In which lines of the data does the string "this" appear? Copy every one.

---- Task inputs

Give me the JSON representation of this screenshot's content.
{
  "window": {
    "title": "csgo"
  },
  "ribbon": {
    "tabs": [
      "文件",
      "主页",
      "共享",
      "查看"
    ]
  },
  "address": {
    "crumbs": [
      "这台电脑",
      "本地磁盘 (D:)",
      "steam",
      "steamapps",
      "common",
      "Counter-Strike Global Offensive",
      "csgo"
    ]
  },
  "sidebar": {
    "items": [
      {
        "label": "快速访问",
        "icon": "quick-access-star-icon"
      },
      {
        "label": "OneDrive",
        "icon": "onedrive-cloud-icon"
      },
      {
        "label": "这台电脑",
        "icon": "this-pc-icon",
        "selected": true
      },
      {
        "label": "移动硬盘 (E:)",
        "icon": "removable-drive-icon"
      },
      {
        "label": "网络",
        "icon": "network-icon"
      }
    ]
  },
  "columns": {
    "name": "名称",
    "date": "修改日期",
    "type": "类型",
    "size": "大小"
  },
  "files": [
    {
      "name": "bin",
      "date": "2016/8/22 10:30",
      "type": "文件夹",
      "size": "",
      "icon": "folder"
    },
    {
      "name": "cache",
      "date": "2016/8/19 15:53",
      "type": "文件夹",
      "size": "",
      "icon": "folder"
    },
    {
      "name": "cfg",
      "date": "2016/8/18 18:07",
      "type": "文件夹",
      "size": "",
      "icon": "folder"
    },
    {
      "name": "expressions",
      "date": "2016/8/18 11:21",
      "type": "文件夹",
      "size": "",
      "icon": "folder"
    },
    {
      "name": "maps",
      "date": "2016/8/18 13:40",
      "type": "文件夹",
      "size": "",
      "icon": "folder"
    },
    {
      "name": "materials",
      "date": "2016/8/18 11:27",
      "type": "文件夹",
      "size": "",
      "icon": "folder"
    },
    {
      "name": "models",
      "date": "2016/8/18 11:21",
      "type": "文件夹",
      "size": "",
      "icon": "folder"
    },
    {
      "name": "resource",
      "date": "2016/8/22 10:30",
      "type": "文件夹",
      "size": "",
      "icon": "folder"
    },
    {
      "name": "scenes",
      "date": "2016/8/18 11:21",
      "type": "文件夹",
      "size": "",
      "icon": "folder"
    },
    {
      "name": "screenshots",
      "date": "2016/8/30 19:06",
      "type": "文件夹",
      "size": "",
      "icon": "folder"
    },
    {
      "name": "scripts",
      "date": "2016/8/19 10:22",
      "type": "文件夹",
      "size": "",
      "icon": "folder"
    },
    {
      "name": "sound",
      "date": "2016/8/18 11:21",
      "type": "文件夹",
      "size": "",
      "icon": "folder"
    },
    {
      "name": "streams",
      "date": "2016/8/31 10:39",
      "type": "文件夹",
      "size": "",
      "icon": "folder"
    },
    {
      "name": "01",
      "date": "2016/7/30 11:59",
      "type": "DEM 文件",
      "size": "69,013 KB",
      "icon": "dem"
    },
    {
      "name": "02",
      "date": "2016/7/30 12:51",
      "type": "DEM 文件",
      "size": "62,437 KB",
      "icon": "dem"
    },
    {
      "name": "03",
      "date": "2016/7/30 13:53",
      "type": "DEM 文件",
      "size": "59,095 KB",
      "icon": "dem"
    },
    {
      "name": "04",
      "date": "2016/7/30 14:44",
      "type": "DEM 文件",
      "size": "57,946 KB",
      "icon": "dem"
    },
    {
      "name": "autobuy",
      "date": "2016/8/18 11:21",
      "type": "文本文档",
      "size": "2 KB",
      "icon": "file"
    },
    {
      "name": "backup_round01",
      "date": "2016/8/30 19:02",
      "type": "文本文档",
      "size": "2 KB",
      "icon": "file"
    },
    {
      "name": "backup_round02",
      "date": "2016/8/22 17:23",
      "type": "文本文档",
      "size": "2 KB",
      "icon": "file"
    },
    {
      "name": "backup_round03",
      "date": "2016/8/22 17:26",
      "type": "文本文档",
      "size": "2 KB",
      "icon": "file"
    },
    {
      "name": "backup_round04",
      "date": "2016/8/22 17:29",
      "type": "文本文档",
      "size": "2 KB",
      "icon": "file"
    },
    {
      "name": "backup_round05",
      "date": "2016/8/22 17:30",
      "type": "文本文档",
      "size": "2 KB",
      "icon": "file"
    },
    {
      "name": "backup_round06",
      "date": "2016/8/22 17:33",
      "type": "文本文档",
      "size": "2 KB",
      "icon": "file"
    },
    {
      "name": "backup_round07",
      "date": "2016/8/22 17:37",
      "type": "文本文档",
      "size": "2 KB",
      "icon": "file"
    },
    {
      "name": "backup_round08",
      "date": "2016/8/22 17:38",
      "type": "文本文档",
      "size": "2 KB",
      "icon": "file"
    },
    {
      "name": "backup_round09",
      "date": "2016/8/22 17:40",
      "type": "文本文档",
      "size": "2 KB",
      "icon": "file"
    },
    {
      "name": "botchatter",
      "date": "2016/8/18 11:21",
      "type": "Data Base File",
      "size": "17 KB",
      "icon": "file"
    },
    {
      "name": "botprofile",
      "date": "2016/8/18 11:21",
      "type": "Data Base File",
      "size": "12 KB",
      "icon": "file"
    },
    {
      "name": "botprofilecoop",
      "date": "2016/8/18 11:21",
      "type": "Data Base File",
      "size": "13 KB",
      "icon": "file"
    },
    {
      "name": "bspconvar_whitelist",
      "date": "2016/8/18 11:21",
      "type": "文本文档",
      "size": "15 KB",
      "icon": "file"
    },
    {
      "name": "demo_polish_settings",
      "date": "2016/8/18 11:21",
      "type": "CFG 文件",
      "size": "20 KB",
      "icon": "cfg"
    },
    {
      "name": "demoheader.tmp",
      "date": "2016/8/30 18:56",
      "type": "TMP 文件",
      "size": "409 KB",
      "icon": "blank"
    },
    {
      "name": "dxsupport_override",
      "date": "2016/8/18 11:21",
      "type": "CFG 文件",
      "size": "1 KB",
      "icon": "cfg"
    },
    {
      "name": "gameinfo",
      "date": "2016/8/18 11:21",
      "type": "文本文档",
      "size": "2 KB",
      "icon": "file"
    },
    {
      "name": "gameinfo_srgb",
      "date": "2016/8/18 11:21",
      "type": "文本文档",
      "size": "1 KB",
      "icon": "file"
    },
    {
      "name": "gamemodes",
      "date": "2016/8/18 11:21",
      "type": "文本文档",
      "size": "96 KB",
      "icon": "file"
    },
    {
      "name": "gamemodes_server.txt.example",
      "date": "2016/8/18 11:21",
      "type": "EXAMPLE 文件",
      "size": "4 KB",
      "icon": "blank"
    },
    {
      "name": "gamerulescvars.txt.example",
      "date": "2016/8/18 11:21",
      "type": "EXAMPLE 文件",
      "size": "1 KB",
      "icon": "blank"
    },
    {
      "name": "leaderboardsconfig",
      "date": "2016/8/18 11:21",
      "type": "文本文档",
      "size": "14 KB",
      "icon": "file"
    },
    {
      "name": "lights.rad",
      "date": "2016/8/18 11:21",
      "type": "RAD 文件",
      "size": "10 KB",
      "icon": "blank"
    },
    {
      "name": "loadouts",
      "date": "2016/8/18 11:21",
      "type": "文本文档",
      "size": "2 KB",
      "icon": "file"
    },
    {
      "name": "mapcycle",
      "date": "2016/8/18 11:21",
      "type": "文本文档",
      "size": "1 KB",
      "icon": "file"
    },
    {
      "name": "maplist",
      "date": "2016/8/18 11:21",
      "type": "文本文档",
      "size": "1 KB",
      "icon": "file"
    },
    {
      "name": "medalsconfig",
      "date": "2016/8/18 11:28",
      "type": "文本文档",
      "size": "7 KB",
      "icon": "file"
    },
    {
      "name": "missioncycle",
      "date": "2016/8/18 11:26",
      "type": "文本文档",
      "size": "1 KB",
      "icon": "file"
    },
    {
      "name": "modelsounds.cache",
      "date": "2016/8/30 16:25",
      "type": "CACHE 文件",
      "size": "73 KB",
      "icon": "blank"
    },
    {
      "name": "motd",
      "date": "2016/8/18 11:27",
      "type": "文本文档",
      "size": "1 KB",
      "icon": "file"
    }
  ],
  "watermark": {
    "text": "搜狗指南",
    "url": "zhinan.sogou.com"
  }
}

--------

> _Result_
Give me the JSON representation of this screenshot's content.
        "icon": "this-pc-icon",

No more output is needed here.